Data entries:
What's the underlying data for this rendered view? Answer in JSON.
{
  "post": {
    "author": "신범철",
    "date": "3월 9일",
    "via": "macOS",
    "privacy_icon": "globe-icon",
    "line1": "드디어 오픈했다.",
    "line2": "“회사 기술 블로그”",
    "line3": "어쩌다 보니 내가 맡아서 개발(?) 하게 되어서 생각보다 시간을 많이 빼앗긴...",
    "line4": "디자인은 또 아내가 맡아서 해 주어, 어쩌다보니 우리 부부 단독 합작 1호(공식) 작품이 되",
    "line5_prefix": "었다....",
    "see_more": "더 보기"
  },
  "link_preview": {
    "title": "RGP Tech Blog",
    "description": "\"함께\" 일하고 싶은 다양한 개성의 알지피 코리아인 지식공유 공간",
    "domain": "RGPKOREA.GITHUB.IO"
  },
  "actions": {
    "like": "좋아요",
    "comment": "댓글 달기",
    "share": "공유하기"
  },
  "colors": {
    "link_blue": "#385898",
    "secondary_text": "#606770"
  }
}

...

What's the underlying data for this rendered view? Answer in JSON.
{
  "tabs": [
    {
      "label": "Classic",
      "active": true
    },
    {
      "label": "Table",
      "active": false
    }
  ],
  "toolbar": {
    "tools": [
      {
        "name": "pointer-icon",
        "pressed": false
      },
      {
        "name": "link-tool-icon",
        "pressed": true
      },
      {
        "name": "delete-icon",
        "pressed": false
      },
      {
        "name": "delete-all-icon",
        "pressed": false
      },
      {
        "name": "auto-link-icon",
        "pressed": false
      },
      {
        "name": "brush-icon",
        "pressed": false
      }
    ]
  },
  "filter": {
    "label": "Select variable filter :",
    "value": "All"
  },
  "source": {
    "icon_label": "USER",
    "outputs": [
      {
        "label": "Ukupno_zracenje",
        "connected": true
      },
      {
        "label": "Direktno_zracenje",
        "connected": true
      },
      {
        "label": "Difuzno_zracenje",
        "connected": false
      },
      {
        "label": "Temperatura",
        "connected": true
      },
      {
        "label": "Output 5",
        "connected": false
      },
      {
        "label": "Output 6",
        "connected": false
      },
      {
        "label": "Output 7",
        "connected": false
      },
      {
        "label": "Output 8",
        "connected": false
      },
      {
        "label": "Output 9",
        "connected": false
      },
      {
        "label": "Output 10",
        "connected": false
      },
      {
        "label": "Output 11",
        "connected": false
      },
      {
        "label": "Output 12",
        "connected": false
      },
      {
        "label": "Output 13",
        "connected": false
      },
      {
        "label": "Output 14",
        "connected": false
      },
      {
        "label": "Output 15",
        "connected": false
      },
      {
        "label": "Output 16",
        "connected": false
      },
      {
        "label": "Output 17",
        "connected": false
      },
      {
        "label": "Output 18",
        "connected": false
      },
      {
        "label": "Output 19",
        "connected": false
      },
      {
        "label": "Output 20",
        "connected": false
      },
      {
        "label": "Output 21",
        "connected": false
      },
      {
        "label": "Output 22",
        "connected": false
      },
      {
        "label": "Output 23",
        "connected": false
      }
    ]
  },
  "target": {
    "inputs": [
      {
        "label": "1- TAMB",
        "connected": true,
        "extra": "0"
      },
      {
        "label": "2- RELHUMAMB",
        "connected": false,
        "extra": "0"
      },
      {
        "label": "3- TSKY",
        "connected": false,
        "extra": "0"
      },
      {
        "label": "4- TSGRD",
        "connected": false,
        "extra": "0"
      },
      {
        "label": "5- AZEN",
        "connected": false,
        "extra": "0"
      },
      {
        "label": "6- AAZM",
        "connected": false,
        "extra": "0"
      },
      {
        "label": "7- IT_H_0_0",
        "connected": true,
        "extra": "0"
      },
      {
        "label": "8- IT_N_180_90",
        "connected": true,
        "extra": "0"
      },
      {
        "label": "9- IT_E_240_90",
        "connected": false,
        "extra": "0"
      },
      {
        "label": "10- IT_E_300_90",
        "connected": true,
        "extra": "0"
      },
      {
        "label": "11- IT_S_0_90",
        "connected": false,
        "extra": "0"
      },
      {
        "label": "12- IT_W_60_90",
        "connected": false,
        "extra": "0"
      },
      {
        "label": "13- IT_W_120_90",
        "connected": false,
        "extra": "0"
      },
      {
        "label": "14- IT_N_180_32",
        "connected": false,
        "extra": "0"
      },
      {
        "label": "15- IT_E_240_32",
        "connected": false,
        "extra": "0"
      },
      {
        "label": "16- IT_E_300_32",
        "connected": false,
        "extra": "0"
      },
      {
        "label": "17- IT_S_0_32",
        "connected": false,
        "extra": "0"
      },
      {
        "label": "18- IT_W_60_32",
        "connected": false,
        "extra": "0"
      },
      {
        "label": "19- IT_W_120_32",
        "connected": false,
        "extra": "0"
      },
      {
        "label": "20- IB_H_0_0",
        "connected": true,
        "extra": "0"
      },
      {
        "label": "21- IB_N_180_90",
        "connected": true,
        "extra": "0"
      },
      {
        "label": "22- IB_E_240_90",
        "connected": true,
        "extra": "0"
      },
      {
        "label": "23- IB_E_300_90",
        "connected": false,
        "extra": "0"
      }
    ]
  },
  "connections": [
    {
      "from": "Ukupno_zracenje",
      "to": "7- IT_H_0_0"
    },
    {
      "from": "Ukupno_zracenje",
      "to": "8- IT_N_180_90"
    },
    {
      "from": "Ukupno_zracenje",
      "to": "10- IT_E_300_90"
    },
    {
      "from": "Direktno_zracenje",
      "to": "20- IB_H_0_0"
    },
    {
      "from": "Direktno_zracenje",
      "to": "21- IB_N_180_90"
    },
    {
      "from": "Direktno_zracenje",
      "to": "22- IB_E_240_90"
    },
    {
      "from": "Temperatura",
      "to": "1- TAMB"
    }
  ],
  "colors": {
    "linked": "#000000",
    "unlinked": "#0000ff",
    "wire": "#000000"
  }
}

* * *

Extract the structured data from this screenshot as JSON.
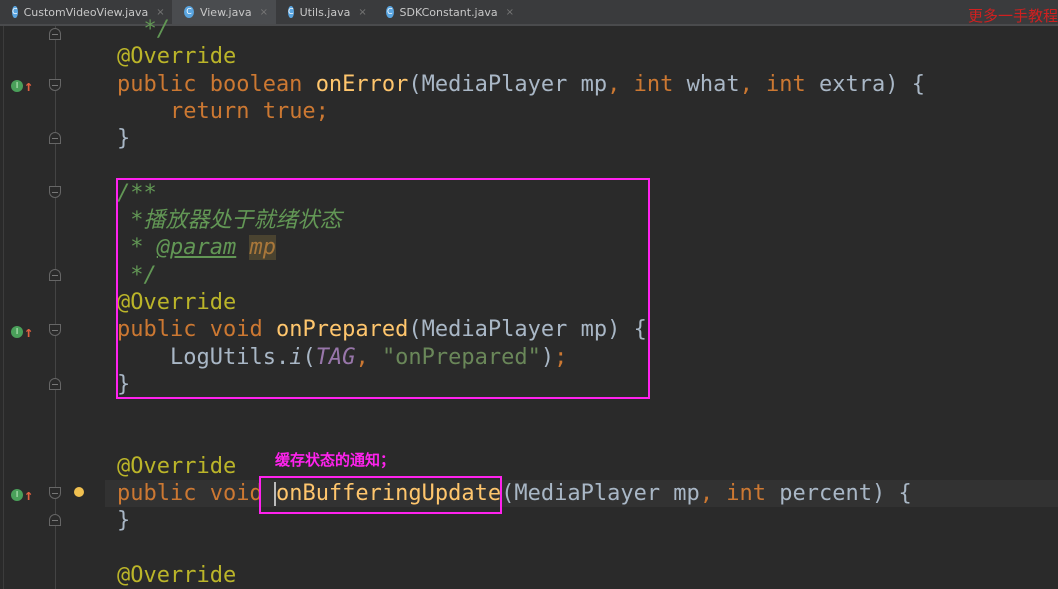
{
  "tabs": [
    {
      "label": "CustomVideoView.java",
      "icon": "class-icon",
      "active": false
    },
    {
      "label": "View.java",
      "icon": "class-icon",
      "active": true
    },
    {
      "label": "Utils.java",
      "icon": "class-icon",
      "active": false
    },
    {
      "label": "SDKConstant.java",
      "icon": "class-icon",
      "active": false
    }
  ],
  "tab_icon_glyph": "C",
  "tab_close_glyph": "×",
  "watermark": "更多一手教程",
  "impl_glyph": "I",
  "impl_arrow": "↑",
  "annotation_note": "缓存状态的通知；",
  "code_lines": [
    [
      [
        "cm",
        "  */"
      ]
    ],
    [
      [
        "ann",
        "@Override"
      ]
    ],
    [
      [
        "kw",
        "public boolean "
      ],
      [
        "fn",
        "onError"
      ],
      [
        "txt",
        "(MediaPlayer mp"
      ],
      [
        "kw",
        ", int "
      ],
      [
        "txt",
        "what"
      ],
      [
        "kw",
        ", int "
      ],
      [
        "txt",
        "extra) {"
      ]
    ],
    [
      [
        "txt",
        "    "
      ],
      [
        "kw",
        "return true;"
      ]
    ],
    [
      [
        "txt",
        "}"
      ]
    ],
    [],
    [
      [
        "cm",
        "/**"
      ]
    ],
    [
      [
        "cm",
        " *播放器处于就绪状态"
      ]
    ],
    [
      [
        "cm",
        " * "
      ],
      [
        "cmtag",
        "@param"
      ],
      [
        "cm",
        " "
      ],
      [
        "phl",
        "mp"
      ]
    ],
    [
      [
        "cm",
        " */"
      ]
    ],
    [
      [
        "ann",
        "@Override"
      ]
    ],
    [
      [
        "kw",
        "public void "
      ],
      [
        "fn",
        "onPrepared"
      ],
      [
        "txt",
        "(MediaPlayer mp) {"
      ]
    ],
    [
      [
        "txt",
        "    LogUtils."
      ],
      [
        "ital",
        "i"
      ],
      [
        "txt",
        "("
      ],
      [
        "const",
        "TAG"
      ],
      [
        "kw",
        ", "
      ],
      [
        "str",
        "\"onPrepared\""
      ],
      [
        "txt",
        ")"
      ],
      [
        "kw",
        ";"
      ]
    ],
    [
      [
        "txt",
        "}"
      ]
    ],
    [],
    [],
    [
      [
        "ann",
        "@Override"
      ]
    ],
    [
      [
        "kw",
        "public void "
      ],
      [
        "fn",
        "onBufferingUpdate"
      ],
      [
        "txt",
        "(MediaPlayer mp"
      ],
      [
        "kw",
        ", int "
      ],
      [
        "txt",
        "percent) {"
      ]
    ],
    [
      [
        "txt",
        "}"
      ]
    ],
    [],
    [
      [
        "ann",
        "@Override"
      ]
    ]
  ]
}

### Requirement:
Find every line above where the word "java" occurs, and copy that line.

### Solution for this task:
      "label": "CustomVideoView.java",
      "label": "View.java",
      "label": "Utils.java",
      "label": "SDKConstant.java",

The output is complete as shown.